During the recession, Social Security held up its end of the deal and then some. Its payments did not falter and, despite a lot of unfounded rhetoric to the contrary, its long-term financial position has not been greatly compromised during these very difficult past five years.
Two years ago, the nation seemed close to doing something meaningful about its decaying fiscal situation. The National Commission on Fiscal Responsibility and Reform, appointed by President Obama, put together a sobering but widely respected budget reform blueprint for getting the nation back on track. The plan went nowhere, of course, and the moment was lost amidst the increasingly strident ideological rants that have become our lamentable excuse for national leadership.
The Commission's plan included significant changes to Social Security. Most fiscal experts did not think then and do not think now that Social Security's financial pressures are a major cause of our national fiscal distress. That honor clearly goes to healthcare. The mounting deficits of the Medicare and Medicaid programs dwarf any problems with Social Security.
Still, fixing Social Security was seen as a modest way to chalk up a win for fiscal reform. If we could restore its long-term financial balance, it was thought, we just might be able to pave the way for the much tougher issues involving healthcare and tax policy.
If those Fiscal Commission proposals had come up for a vote, it's likely we would have already agreed to raise the retirement age, reduce the size of automatic cost-of-living increases to Social Security benefits, raise the ceiling on annual earnings subject to the program's payroll tax, and perhaps even reduce Social Security benefits for wealthy Americans.
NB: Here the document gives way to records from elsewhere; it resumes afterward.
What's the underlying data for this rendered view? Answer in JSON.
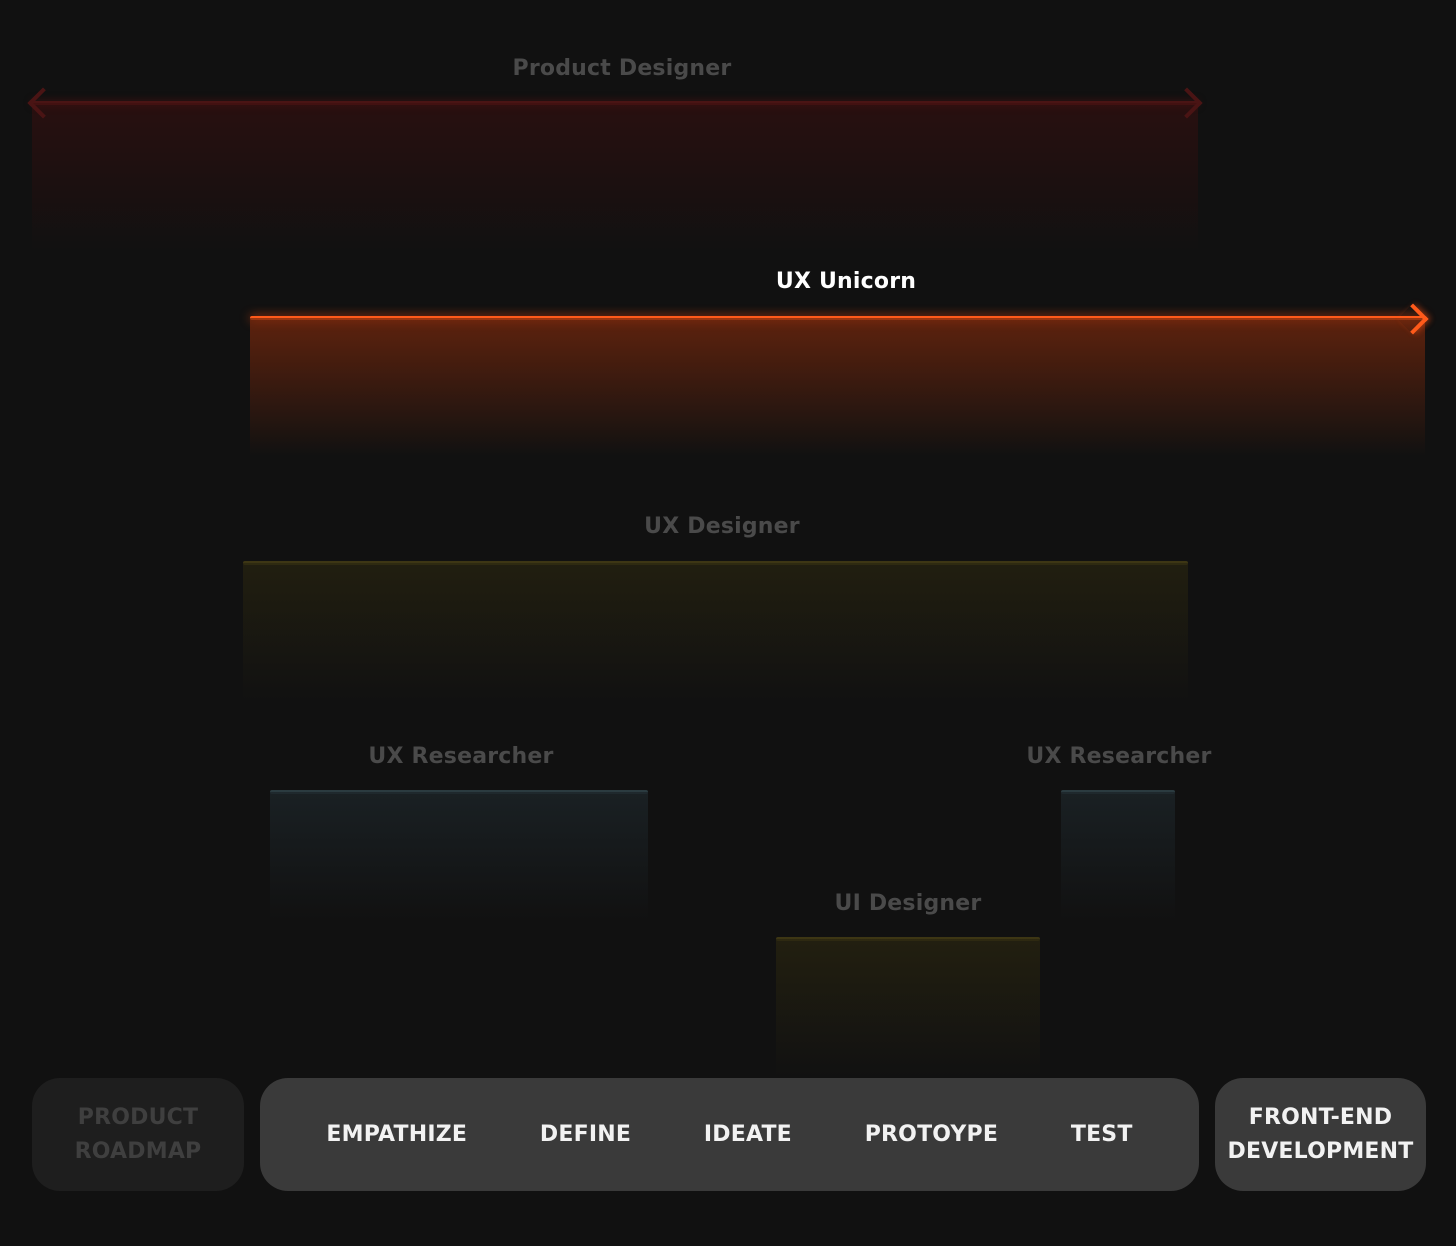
{
  "roles": {
    "product_designer": {
      "label": "Product Designer",
      "color": "#4a1414"
    },
    "ux_unicorn": {
      "label": "UX Unicorn",
      "color": "#ff5a1a"
    },
    "ux_designer": {
      "label": "UX Designer",
      "color": "#3d3614"
    },
    "ux_researcher_left": {
      "label": "UX Researcher",
      "color": "#2b3b40"
    },
    "ux_researcher_right": {
      "label": "UX Researcher",
      "color": "#2b3b40"
    },
    "ui_designer": {
      "label": "UI Designer",
      "color": "#3d3614"
    }
  },
  "phases": {
    "roadmap": {
      "line1": "PRODUCT",
      "line2": "ROADMAP"
    },
    "stages": [
      "EMPATHIZE",
      "DEFINE",
      "IDEATE",
      "PROTOYPE",
      "TEST"
    ],
    "frontend": {
      "line1": "FRONT-END",
      "line2": "DEVELOPMENT"
    }
  },
  "colors": {
    "background": "#111111",
    "accent": "#ff5a1a",
    "dim_text": "#4a4a4a",
    "phase_box": "#3a3a3a"
  }
}
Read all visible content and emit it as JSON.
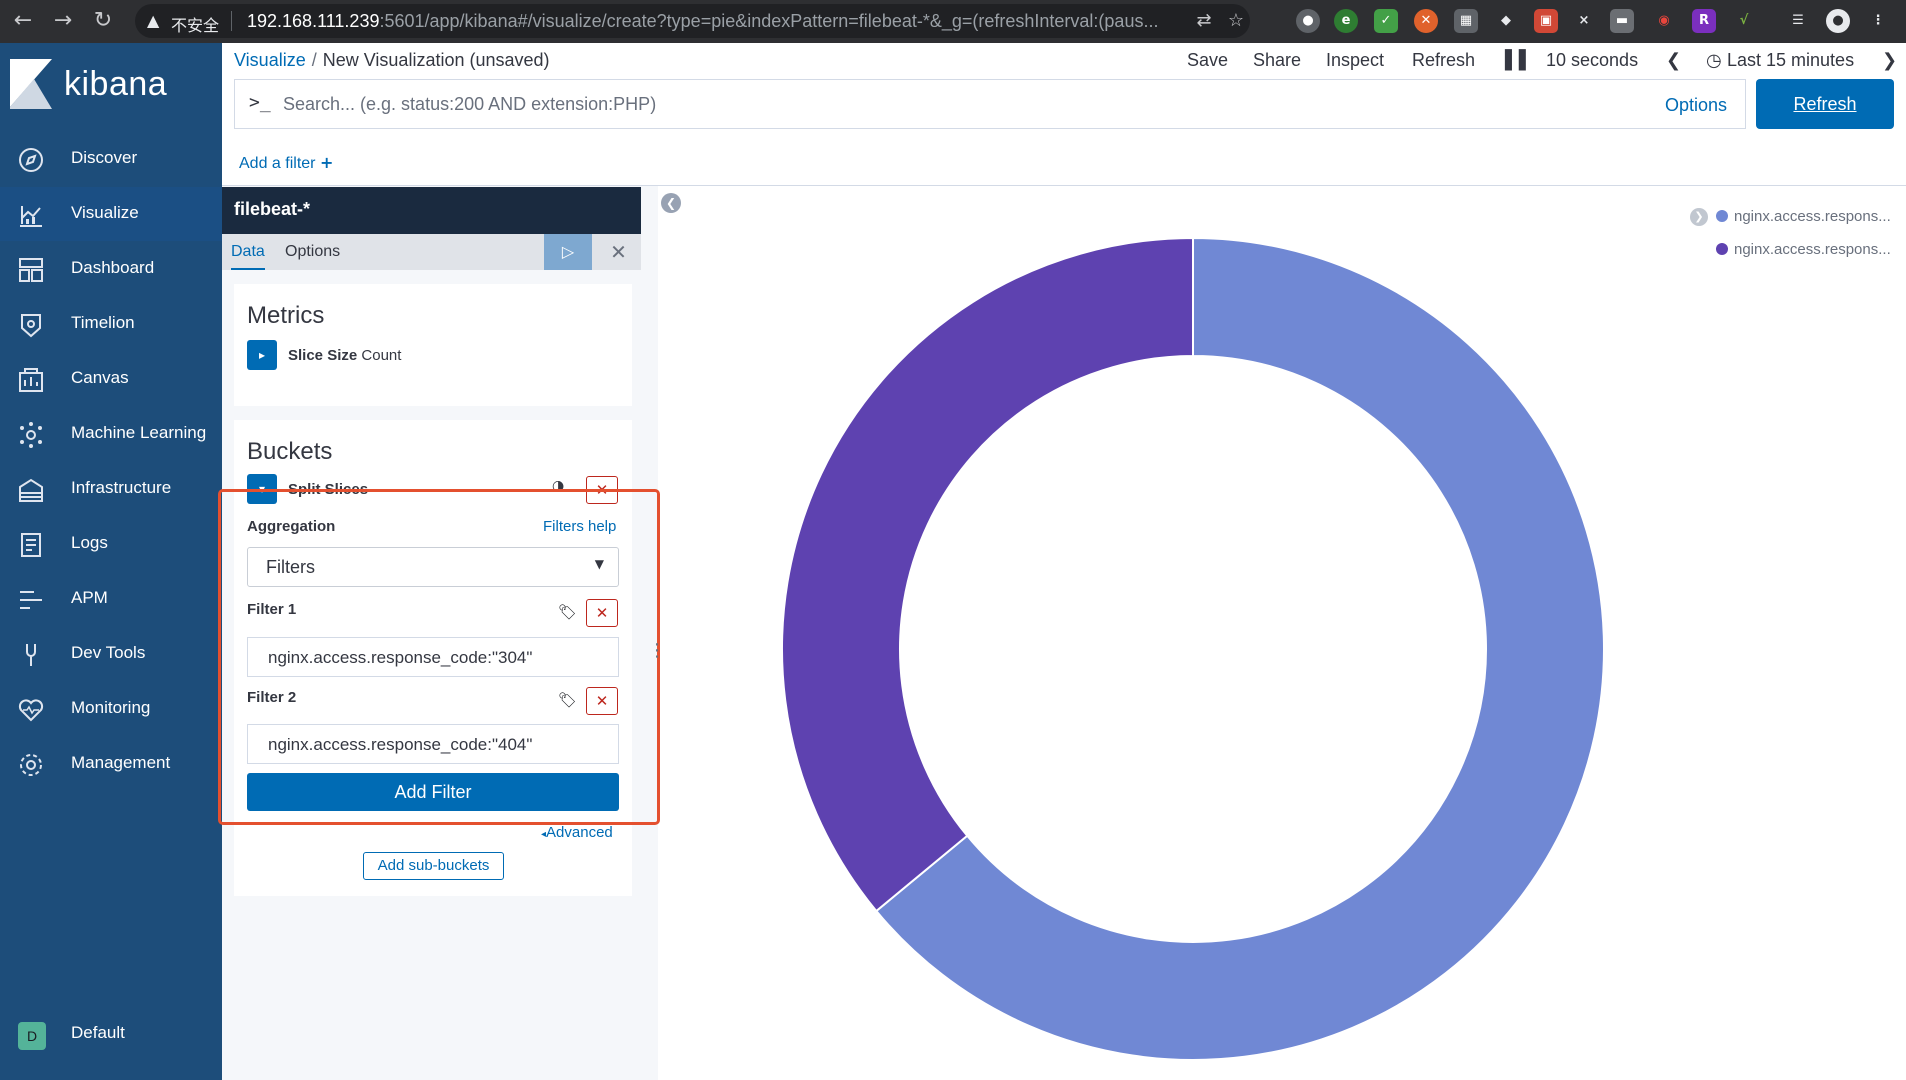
{
  "browser": {
    "security_label": "不安全",
    "url_host": "192.168.111.239",
    "url_rest": ":5601/app/kibana#/visualize/create?type=pie&indexPattern=filebeat-*&_g=(refreshInterval:(paus..."
  },
  "sidebar": {
    "brand": "kibana",
    "items": [
      {
        "label": "Discover",
        "icon": "compass-icon"
      },
      {
        "label": "Visualize",
        "icon": "visualize-icon"
      },
      {
        "label": "Dashboard",
        "icon": "dashboard-icon"
      },
      {
        "label": "Timelion",
        "icon": "timelion-icon"
      },
      {
        "label": "Canvas",
        "icon": "canvas-icon"
      },
      {
        "label": "Machine Learning",
        "icon": "ml-icon"
      },
      {
        "label": "Infrastructure",
        "icon": "infrastructure-icon"
      },
      {
        "label": "Logs",
        "icon": "logs-icon"
      },
      {
        "label": "APM",
        "icon": "apm-icon"
      },
      {
        "label": "Dev Tools",
        "icon": "devtools-icon"
      },
      {
        "label": "Monitoring",
        "icon": "monitoring-icon"
      },
      {
        "label": "Management",
        "icon": "gear-icon"
      }
    ],
    "space": {
      "initial": "D",
      "label": "Default"
    }
  },
  "header": {
    "breadcrumb_link": "Visualize",
    "breadcrumb_sep": "/",
    "breadcrumb_current": "New Visualization (unsaved)",
    "menu": {
      "save": "Save",
      "share": "Share",
      "inspect": "Inspect",
      "refresh": "Refresh",
      "interval": "10 seconds",
      "time_range": "Last 15 minutes"
    }
  },
  "query": {
    "prompt": ">_",
    "placeholder": "Search... (e.g. status:200 AND extension:PHP)",
    "options": "Options",
    "refresh_button": "Refresh"
  },
  "filters": {
    "add_filter": "Add a filter"
  },
  "editor": {
    "index_pattern": "filebeat-*",
    "tabs": {
      "data": "Data",
      "options": "Options"
    },
    "metrics": {
      "title": "Metrics",
      "agg_name": "Slice Size",
      "agg_type": "Count"
    },
    "buckets": {
      "title": "Buckets",
      "agg_name": "Split Slices",
      "aggregation_label": "Aggregation",
      "help_link": "Filters help",
      "selected_aggregation": "Filters",
      "filter1_label": "Filter 1",
      "filter1_value": "nginx.access.response_code:\"304\"",
      "filter2_label": "Filter 2",
      "filter2_value": "nginx.access.response_code:\"404\"",
      "add_filter_button": "Add Filter",
      "advanced_link": "Advanced",
      "add_sub_buckets": "Add sub-buckets"
    }
  },
  "chart_data": {
    "type": "pie",
    "donut": true,
    "categories": [
      "nginx.access.respons...",
      "nginx.access.respons..."
    ],
    "values": [
      64,
      36
    ],
    "colors": [
      "#7088d4",
      "#5e42b0"
    ],
    "legend_position": "top-right"
  }
}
Today, making such adjustments seems unlikely or an event that will happen only after a scorched-earth defense by a large number of senior and social-policy groups and lobbies. If we paid lip service to the importance of Social Security before, events in recent years have greatly increased the recognition of how important the program is to the retirement well-being of not just some, but most older Americans.
AARP has launched an advocacy campaign to protect Social Security and Medicare benefits called You've Earned a Say. Don't expect a totally level playing field when AARP talks about Social Security. But it knows its 37 million members include people of all political stripes. It is more likely to take a straight line here than are more extreme groups.
The organization has just commissioned liberal and conservative experts to analyze a dozen proposals to change Social Security:
1. Raise the full retirement age
2. Longevity indexing
3. Recalculate the COLA (cost of living adjustment)
4. Increase the payroll tax cap
5. Eliminate the payroll tax cap
6. Reduce benefits for higher earners
7. Increase the payroll tax rate
8. Tax all salary reduction plans
9. Cover new state and local government workers
10. Benefit improvements
11. Increase the years used to calculate initial benefits
12. Begin means-testing Social Security benefits
With national elections less than five months away, it is incumbent on older voters to know where their candidates stand on these possible Social Security changes. Press them for detailed proposals and not just bromides about supporting our nation's seniors.